Early last week, we were excited to welcome one of nine groups of campers from CAMBA‘s After School program for an Enrichment Visit. CAMBA is a non-profit agency that provides services to 35,000+ low-income people on welfare; at risk of homelessness; living with or at risk of HIV/AIDS; immigrants and refugees; children and young adults; and other groups working to become self sufficient. We have been lucky enough to work with over 300+ youth from CAMBA this summer.
On this particular visit, the lesson “Eat Whole Foods!” focused on the distinction between whole and processed foods — for example, investigating the differences between a potato and a French fry, or tomato and ketchup.
The lesson opened with an exercise to help identify various classifications of foods. The class had to determine if the image on our graphic cards was either a whole, light processed, or heavily processed food. For example:
Can you identify which one is which?
These kinds of games are great ways for kids to build recognition skills, and to begin thinking about the foods they eat and how far removed they are from the plant or animal they originated with. While most of our Enrichment Visit campers that day – and indeed, many of us — might not spend a lot of time actually thinking about these kinds of distinctions, Farm Apprentice Nicole noted that the students were actually fairly on-point with their answers.
Following this activity, students got to explore the various whole foods growing on the farm – which included everything from amaranth, beans and beets, carrots and cucumbers, dill, and eggplant to okra, potatoes, sage, swiss chard, tomatoes, and zucchini. Of the tour, Nicole also noted that:
The kids were really attentive and intrigued to see the tomatoes growing on the farm. Most of these kids aren’t accustomed to seeing their vegetables in the growing process, still attached to their host plant. It’s fascinating to witness the moment in which kids make that realization and connection that their food comes from the ground. This was especially true for potatoes. Fast food french-fries were more familiar to them than the actual whole unrefined, un-processed potato that they come from.
After exploring the whole foods, students were finally given the opportunity to make their own lightly-processed treats! The class of 40 was divided into three groups, each of which was tasked with harvesting a different green from around the farm: sage, chard, and basil.
Once the greens were harvested and hand-washed, the kids gathered to prepare three raw pesto blends. Using hand-powered veggie choppers, each group combined their greens, along with some olive oil; salt; and a blend of lemon juice and water to make a fresh green pesto. Once complete, it was time to taste and compare the fruits of our labor with some dipping crackers.
(In case you’re wondering: while the group felt that each pesto was unique and awesome, the basil pesto gained the most praise.)
The pesto that we made was technically processed, as there was some labor involved in preparing it. But with minimal alterations and no temperature influence (i.e. heat or chilling), it retained all the vitamins, minerals, and other nutrients of whole and lightly-processed foods that are great sources for energy in our body.

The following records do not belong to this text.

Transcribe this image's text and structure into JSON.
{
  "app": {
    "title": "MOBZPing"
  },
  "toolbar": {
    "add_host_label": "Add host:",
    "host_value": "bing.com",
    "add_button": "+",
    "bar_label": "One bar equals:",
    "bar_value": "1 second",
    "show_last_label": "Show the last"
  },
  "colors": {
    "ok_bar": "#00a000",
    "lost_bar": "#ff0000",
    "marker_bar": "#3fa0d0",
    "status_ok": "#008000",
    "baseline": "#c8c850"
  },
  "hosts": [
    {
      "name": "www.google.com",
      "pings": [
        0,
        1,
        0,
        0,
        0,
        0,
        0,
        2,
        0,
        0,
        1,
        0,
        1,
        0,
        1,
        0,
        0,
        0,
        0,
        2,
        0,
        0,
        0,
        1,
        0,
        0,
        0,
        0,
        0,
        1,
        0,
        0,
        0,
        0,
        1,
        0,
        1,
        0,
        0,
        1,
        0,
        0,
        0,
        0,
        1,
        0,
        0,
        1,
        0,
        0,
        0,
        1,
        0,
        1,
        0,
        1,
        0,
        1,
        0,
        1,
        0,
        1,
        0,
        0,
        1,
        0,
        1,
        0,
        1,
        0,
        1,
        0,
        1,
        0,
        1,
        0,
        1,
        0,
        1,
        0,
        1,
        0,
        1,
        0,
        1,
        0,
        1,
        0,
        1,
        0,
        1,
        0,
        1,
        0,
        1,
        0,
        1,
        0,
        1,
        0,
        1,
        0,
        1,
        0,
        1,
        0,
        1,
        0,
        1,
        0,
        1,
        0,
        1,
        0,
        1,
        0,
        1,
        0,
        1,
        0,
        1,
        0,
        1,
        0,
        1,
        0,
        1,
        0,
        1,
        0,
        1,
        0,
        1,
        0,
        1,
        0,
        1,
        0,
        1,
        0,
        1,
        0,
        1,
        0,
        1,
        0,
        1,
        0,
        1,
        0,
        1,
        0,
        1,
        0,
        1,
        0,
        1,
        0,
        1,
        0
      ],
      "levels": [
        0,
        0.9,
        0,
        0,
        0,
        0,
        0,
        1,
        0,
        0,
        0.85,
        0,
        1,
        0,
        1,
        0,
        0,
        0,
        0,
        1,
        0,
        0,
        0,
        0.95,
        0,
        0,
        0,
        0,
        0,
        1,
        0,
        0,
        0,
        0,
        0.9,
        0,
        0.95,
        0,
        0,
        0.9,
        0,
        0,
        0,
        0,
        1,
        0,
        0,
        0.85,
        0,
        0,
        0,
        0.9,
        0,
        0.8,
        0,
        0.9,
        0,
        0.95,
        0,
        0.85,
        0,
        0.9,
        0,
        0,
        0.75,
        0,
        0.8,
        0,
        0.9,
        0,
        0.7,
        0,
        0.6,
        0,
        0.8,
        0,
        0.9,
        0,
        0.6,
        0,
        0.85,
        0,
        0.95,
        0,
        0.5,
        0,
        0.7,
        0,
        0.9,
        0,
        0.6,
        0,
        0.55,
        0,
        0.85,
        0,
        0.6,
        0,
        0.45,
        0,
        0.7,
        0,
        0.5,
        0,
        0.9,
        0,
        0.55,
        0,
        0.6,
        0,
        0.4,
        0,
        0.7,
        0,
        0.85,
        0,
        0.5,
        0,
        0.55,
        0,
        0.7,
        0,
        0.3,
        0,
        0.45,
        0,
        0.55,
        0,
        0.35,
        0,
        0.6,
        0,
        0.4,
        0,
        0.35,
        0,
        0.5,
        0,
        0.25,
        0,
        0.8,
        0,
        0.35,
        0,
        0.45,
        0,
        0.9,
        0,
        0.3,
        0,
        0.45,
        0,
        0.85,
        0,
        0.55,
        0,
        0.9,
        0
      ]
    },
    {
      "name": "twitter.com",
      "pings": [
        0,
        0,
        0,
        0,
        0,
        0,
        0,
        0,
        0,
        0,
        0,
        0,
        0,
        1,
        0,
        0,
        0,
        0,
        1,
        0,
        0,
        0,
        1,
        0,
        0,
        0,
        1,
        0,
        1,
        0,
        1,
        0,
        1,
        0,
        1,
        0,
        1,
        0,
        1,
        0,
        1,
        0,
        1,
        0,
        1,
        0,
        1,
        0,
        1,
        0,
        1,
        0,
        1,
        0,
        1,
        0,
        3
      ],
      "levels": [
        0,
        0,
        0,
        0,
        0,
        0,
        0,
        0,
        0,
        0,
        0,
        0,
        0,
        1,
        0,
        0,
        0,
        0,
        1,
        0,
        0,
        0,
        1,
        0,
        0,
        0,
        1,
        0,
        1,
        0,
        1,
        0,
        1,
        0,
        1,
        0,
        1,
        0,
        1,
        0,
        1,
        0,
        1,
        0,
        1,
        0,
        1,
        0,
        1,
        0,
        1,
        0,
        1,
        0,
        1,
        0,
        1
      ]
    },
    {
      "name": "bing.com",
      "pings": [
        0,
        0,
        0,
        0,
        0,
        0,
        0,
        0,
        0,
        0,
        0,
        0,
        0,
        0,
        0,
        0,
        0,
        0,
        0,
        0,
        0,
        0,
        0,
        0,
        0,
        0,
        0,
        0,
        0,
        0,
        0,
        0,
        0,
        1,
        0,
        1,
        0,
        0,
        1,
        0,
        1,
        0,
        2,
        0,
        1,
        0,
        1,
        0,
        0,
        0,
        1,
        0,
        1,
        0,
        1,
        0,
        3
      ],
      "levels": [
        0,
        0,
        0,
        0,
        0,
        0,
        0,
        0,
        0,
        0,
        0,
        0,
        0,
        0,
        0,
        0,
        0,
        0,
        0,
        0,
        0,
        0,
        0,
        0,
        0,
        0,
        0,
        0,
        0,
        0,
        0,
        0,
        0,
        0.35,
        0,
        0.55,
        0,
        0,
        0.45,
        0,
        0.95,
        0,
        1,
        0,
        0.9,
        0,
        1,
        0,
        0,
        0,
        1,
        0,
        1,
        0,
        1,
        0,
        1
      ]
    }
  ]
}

Our goals with this lesson were to help kid distinguish between whole and processed foods; and to understand why whole foods are better for our bodies. In doing so, we hope to inform their eating choices and perhaps even spark a new interest in purchasing, preparing and eating more fresh whole foods.
The Battery Conservancy thanks CAMBA for choosing Battery Urban Farm as a site for their After School program this summer. We would also like to thank City As School and the Ettinger Foundation for the donation of the hand-powered veggie choppers that made these pestos possible!